|Uncertainty principle expressed mathematically|
In the development of quantum mechanics many claim that Heisenberg's principle of uncertainty embodied the strange personality of the quantum world. With Dirac's input and Schrodinger's equation the uncertainty principle acted as the foundation of this fairly new physics.
It states that the 'degree of certainty' of a measurement of a particles displacement would effect the 'degree of certainty' of the measurement of the particles momentum. In the expression above, the Greek symbol delta
is used to denote the 'degree of certainty'. The product of the delta(displacement) and the delta(momentum) must obey a rule which states that the product must have a value larger or equal to a constant. This constant is related to planks constant and it is a well known one in quantum mechanics.
Recent research in the University of Toronto has found data implying that the principle may be too 'pessimistic', the disturbance on the system by measurements might be slightly more than what the researchers found. This does not invalidate that principle, it is merely an improvement due to more precise measuring equipment.

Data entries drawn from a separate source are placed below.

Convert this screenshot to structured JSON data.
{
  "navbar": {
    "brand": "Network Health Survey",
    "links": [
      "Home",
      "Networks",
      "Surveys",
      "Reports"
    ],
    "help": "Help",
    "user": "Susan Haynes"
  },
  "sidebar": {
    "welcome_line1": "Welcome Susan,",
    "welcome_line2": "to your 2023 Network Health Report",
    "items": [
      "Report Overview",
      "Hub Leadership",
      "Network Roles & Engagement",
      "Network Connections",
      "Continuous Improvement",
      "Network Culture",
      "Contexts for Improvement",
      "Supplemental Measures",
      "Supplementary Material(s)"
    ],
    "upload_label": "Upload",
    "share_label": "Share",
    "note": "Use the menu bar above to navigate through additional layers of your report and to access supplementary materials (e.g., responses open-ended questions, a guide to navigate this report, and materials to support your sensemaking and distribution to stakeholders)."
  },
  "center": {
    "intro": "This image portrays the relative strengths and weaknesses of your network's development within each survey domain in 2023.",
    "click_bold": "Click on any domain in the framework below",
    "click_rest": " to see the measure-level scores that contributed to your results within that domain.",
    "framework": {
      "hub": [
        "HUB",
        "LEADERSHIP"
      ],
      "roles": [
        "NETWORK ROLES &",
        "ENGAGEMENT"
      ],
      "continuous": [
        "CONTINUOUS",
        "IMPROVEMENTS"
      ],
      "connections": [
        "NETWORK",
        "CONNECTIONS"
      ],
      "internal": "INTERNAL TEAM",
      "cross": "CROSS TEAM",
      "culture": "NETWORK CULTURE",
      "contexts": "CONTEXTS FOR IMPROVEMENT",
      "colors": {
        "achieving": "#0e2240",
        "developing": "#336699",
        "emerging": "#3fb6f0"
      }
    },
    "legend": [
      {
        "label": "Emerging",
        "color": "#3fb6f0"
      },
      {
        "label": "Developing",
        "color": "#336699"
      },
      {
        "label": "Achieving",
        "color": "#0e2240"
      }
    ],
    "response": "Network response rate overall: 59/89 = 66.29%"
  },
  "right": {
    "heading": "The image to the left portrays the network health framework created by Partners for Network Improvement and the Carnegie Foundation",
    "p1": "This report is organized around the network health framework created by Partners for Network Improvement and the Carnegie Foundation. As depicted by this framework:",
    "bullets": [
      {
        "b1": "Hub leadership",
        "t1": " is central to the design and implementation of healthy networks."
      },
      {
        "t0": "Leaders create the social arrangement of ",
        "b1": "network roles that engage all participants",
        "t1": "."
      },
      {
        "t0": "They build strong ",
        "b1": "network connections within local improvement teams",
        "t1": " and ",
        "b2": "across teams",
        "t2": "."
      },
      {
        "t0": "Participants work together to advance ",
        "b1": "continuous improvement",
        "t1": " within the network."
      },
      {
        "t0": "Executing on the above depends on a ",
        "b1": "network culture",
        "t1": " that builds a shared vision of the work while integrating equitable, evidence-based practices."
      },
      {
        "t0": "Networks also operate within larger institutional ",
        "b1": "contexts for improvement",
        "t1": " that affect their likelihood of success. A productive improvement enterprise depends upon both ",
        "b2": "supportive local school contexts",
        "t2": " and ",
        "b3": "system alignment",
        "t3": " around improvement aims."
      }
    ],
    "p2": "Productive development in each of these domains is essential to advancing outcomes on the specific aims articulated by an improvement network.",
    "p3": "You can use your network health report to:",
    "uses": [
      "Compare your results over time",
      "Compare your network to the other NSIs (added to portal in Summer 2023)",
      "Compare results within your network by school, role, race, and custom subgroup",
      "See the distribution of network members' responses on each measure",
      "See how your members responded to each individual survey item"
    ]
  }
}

The team at Professor Aephraim Steinberg's quantum optics research group at U of T used a weak enough measurement (which did not impose itself too greatly on the system of photons) on a pair of photons then measured it strongly to see the effect of the weak measurement on the system. They found that the disturbance was less than Heisenberg would have predicted. Many repeats of these experiments help validate the conclusion that the principle needs slightly adjusting for weaker measurements.
Maybe Heisenberg wasn't so certain about his principle aye..